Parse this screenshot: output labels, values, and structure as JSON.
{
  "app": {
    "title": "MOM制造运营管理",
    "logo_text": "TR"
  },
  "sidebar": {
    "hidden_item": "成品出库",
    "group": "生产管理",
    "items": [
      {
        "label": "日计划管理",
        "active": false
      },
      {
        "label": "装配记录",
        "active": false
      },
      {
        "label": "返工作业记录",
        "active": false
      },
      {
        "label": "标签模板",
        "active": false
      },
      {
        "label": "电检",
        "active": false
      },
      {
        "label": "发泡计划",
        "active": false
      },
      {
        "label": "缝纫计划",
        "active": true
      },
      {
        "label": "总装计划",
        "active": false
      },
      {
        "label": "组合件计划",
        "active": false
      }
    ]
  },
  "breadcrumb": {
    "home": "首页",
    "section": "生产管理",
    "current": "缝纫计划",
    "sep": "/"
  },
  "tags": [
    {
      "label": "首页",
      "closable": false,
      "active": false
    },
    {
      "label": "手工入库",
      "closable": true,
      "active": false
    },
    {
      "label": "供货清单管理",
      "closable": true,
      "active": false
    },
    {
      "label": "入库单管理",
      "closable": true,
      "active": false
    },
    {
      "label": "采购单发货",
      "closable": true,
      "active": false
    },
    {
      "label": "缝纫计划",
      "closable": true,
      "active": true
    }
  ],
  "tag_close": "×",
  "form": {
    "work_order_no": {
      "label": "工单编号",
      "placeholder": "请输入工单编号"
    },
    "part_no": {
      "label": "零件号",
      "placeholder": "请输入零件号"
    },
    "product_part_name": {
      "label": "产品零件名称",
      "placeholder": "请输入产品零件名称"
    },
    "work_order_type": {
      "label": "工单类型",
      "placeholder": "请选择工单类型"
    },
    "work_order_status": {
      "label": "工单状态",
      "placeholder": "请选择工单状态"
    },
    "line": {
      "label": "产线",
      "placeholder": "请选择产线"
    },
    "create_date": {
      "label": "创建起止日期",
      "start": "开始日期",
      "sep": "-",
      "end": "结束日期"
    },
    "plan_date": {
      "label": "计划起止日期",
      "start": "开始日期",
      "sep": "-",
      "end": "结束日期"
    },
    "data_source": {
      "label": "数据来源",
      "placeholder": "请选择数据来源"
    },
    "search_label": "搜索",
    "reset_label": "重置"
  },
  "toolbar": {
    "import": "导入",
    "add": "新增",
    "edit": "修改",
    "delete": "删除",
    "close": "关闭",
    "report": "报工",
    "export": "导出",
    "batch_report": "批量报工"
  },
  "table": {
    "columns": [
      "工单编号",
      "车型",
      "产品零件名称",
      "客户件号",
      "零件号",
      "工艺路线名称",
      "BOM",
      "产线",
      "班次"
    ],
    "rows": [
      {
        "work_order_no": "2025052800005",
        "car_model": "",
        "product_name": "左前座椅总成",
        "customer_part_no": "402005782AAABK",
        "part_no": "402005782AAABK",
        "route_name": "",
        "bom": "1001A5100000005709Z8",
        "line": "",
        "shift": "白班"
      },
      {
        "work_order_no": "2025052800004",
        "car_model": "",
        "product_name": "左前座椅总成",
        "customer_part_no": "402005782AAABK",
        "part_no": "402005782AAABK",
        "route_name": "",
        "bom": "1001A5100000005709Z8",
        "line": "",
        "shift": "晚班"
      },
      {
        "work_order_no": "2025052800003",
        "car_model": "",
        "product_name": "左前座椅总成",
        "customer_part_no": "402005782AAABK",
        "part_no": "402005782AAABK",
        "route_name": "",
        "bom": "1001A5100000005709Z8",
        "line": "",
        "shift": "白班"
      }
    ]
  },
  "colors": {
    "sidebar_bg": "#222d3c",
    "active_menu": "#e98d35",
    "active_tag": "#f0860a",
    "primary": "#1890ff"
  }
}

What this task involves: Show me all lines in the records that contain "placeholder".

Answer box:
      "placeholder": "请输入工单编号"
      "placeholder": "请输入零件号"
      "placeholder": "请输入产品零件名称"
      "placeholder": "请选择工单类型"
      "placeholder": "请选择工单状态"
      "placeholder": "请选择产线"
      "placeholder": "请选择数据来源"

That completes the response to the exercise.